- TRY IT
Whenever the string "リーダー" turns up in a line below, that line should be copied.

- GIVEN RECORDS

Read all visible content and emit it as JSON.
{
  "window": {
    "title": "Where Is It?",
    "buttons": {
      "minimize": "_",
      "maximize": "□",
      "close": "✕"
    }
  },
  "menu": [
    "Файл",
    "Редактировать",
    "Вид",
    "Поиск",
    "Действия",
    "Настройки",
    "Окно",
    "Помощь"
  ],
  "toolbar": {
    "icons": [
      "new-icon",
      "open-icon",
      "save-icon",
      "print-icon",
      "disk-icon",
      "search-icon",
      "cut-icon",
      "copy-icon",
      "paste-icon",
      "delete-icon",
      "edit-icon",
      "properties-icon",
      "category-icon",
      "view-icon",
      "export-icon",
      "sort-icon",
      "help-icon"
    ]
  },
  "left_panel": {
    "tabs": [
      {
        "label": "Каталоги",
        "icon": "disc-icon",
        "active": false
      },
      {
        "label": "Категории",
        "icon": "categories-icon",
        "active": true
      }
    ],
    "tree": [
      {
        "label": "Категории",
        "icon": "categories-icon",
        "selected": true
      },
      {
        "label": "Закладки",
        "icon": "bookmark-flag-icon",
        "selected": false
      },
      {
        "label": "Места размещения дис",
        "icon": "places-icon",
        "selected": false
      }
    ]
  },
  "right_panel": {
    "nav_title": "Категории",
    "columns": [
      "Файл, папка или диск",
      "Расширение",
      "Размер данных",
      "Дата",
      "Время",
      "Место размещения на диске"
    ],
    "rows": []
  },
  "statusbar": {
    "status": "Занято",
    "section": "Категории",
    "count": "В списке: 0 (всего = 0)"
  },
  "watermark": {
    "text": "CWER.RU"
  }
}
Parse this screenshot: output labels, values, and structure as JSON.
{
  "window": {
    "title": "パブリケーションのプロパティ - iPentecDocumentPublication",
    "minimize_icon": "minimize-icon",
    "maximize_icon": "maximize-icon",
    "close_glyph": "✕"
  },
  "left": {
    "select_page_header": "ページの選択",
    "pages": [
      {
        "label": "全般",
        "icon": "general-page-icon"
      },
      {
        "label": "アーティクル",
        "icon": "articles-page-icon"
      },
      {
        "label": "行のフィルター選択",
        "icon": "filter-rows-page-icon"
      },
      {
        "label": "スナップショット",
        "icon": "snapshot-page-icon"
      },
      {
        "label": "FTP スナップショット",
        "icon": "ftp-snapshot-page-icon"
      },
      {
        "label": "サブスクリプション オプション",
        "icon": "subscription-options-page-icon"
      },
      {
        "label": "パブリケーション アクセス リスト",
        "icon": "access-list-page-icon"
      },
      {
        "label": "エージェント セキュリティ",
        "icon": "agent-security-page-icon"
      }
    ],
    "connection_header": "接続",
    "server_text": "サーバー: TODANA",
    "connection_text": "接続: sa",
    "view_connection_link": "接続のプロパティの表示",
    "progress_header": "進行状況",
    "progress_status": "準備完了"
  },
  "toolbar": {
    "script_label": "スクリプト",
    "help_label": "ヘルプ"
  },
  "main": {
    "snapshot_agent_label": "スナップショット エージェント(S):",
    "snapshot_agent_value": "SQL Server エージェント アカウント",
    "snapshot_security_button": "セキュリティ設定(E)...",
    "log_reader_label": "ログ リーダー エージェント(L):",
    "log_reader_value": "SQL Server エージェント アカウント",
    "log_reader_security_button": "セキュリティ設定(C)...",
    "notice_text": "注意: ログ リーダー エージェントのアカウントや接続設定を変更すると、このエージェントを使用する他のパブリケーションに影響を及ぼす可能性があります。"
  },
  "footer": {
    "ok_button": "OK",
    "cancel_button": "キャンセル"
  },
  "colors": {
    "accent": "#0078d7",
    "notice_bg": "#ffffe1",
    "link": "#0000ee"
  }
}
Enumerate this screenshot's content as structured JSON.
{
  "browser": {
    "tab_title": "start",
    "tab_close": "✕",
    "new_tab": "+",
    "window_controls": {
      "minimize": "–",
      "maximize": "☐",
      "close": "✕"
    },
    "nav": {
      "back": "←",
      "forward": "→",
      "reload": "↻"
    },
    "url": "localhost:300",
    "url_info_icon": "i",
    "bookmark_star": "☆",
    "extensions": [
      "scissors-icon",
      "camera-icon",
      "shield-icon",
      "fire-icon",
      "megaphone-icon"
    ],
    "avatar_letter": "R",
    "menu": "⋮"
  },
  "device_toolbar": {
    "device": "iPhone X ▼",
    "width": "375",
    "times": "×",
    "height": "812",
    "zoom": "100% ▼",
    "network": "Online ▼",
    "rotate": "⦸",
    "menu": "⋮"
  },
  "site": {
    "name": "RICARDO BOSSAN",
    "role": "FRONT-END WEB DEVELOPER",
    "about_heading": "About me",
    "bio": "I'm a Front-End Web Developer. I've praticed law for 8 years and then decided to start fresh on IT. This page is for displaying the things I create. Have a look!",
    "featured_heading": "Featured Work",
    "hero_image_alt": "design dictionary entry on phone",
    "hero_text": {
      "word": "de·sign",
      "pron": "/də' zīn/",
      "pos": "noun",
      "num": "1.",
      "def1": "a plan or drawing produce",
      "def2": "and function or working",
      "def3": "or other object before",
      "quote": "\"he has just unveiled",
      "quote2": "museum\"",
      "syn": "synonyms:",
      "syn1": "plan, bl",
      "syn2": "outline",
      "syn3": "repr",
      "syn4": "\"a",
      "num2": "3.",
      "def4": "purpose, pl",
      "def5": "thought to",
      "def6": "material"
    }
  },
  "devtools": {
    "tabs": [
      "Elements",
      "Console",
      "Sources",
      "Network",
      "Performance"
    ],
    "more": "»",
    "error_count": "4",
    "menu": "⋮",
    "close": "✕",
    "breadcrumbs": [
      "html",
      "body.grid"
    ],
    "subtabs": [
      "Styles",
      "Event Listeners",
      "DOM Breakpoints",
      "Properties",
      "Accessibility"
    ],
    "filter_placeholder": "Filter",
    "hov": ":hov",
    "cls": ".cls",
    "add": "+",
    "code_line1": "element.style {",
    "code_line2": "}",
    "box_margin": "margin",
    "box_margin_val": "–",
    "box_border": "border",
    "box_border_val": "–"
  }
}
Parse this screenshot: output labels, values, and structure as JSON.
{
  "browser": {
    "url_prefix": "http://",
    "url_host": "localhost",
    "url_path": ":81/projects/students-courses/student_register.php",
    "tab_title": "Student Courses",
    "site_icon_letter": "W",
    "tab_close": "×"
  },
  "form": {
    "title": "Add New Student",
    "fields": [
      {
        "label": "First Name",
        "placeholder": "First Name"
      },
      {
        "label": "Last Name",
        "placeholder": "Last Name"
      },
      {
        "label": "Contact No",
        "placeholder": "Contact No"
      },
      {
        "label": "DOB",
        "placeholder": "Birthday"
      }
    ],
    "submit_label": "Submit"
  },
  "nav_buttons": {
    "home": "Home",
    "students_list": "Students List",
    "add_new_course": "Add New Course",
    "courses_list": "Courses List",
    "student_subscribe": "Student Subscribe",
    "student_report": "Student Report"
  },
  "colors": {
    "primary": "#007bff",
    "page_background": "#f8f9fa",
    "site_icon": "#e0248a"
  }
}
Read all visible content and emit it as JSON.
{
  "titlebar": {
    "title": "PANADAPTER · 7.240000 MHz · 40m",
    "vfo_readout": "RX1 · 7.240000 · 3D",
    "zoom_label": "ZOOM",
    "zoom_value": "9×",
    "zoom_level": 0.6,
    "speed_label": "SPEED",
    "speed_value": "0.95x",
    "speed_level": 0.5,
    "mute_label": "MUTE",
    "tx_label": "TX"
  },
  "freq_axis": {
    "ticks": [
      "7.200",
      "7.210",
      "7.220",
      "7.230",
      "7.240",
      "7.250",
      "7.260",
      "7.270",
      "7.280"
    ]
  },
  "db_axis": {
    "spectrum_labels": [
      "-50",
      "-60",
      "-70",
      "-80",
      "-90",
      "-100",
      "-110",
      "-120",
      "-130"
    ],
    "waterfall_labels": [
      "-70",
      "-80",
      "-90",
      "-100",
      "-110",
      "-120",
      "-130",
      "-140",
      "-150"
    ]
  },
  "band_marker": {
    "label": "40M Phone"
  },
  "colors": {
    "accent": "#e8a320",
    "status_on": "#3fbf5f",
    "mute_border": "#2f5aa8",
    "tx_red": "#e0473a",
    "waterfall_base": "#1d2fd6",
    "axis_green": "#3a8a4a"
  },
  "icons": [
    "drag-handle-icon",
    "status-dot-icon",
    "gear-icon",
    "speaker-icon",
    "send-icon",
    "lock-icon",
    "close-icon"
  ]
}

- TASK SOLUTION
    "log_reader_label": "ログ リーダー エージェント(L):",
    "notice_text": "注意: ログ リーダー エージェントのアカウントや接続設定を変更すると、このエージェントを使用する他のパブリケーションに影響を及ぼす可能性があります。"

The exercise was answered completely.